I find some species more interesting than others. I love the northern right whale dolphins. I can hear their vocal sounds so distinctly (why you humans cannot I do not know), and I get so excited I can't help whining, barking and wagging my tail. You see, when they bow-ride in front of our boat, they roll over on their sides as they leap out of the water, so I can look them in the eye and they can get a good look at me too. I may not get to sniff their tails but it is the closest I get to saying "Hello" to them. The humpbacks can be pretty friendly too; they sometimes come up to the boat and stick their heads out of the water (us researchers call that spy-hopping) just to get a good look at me.
Because I have studied cetaceans so much I can, on request, perform Oscar-winning impressions of them. When Peggy and I go to events such as WhaleFest to educate you humans about cetaceans I perform my spy-hopping moves along with porpoising (leaping horizontally forwards out of the water) and breaching (jumping vertically out the water). I generally get a round of applause but try not to let the adoration go to my head.
I would say that I am also indispensable when it comes to Peggy's educational work with children. She gets children interested in oceans and cetaceans by teaching them how to be junior research scientists. Before they go to sea Peggy shows them a slideshow in which I am the exemplary model performing the jobs they will have to do on board ship. When they return from their expedition I am there to greet them and will happily pose for photographs with a sparkle in my eye and tongue hanging out.
All in all I would say I am quite an old hand at being a whale spotter and cetacean conservationist. It wasn't always that way of course. Oh, I do remember with some shame how I fell off the boat once. Luckily we were in port and I had my life jacket on but I did feel like such a fool as I lay tangled in ropes waiting for a human to come and rescue me. But it's all part of the process really and I know that as long as I learn from my mistakes I'm doing OK.
You can teach a dog of any age new tricks, that's my motto, so I aim to keep learning new ways to help Peggy with her work. I've heard a rumor that some cetaceans are pretty scarce nowadays so I know it is especially important that I assist Peggy as much as I can. I am proud of what she does and proud to be at her side. I sure hope that she and others like her, with a little help from me, will succeed in looking after these animals.

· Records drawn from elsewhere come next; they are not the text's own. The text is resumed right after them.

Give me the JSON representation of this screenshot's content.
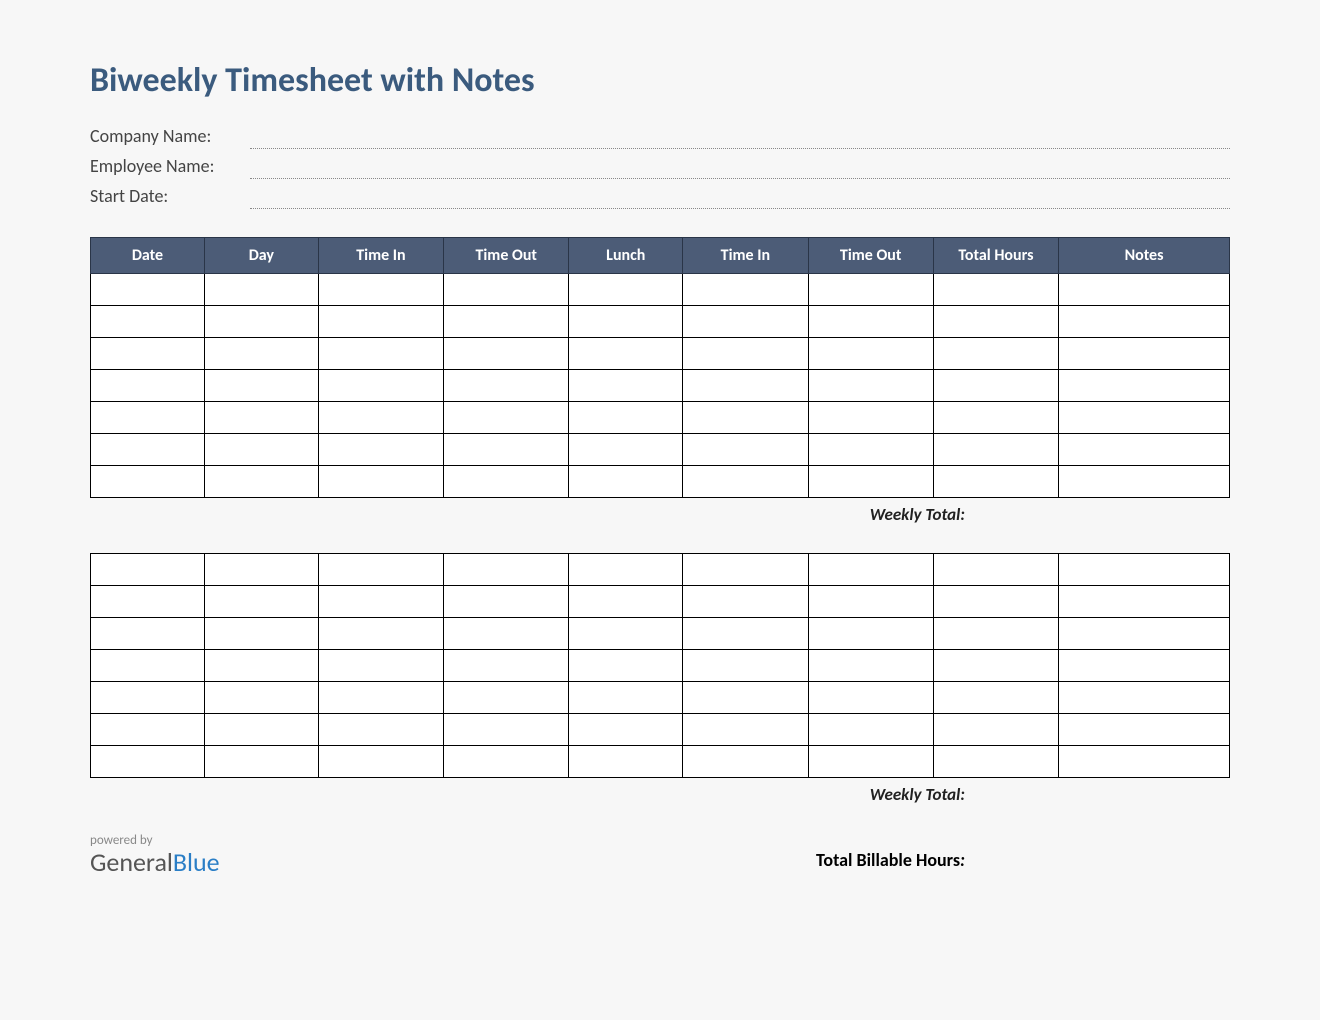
{
  "title": "Biweekly Timesheet with Notes",
  "info": {
    "company_label": "Company Name:",
    "employee_label": "Employee Name:",
    "start_date_label": "Start Date:",
    "company_value": "",
    "employee_value": "",
    "start_date_value": ""
  },
  "headers": {
    "date": "Date",
    "day": "Day",
    "time_in_1": "Time In",
    "time_out_1": "Time Out",
    "lunch": "Lunch",
    "time_in_2": "Time In",
    "time_out_2": "Time Out",
    "total_hours": "Total Hours",
    "notes": "Notes"
  },
  "week1_rows": 7,
  "week2_rows": 7,
  "weekly_total_label": "Weekly Total:",
  "weekly_total_1": "",
  "weekly_total_2": "",
  "total_billable_label": "Total Billable Hours",
  "total_billable_colon": ":",
  "total_billable_value": "",
  "footer": {
    "powered_by": "powered by",
    "brand_general": "General",
    "brand_blue": "Blue"
  }
}
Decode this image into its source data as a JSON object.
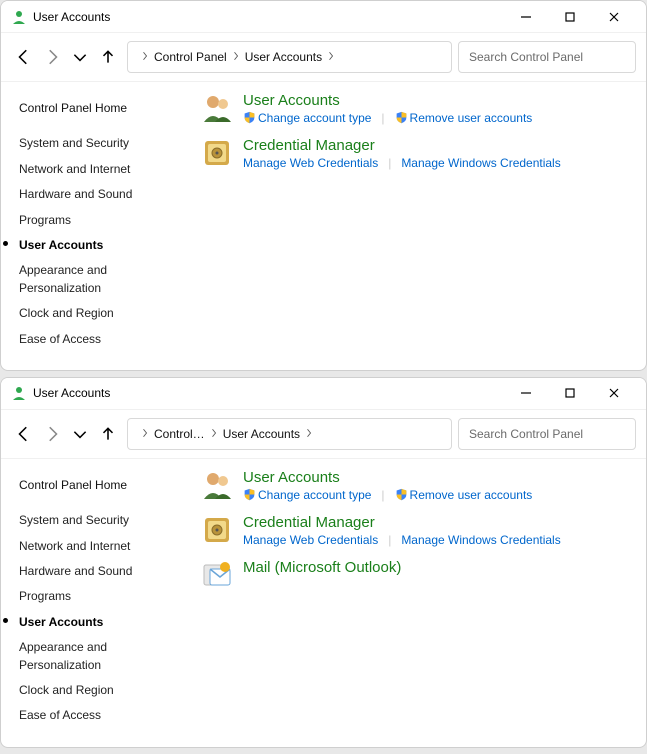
{
  "windows": [
    {
      "title": "User Accounts",
      "search_placeholder": "Search Control Panel",
      "breadcrumb": [
        "Control Panel",
        "User Accounts"
      ],
      "sidebar": {
        "home": "Control Panel Home",
        "items": [
          "System and Security",
          "Network and Internet",
          "Hardware and Sound",
          "Programs",
          "User Accounts",
          "Appearance and Personalization",
          "Clock and Region",
          "Ease of Access"
        ],
        "active_index": 4
      },
      "groups": [
        {
          "title": "User Accounts",
          "icon": "people",
          "links": [
            {
              "label": "Change account type",
              "shield": true
            },
            {
              "label": "Remove user accounts",
              "shield": true
            }
          ]
        },
        {
          "title": "Credential Manager",
          "icon": "safe",
          "links": [
            {
              "label": "Manage Web Credentials",
              "shield": false
            },
            {
              "label": "Manage Windows Credentials",
              "shield": false
            }
          ]
        }
      ]
    },
    {
      "title": "User Accounts",
      "search_placeholder": "Search Control Panel",
      "breadcrumb": [
        "Control…",
        "User Accounts"
      ],
      "sidebar": {
        "home": "Control Panel Home",
        "items": [
          "System and Security",
          "Network and Internet",
          "Hardware and Sound",
          "Programs",
          "User Accounts",
          "Appearance and Personalization",
          "Clock and Region",
          "Ease of Access"
        ],
        "active_index": 4
      },
      "groups": [
        {
          "title": "User Accounts",
          "icon": "people",
          "links": [
            {
              "label": "Change account type",
              "shield": true
            },
            {
              "label": "Remove user accounts",
              "shield": true
            }
          ]
        },
        {
          "title": "Credential Manager",
          "icon": "safe",
          "links": [
            {
              "label": "Manage Web Credentials",
              "shield": false
            },
            {
              "label": "Manage Windows Credentials",
              "shield": false
            }
          ]
        },
        {
          "title": "Mail (Microsoft Outlook)",
          "icon": "mail",
          "links": []
        }
      ]
    }
  ]
}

I want to visit my wonderful ocean loving friends for many years to come and I guess you humans would probably like to do the same.
To find out more about Whiskie the Whale Spotter, Peggy Stap and Marine Life Studies please visit www.marinelifestudies.org. If you would like to volunteer with the organization please contact Peggy and Whiskie via 831.901.3833 or email@example.com. All images are protected by copyright and permit: © Peggy Stap / Marine Life Studies / NMFS Permit No. 1094-1836.
To read more of Amanda's accounts of cetacean conservationists in USA, Peru and Canada, please visit http://amandabanks.com/blog/.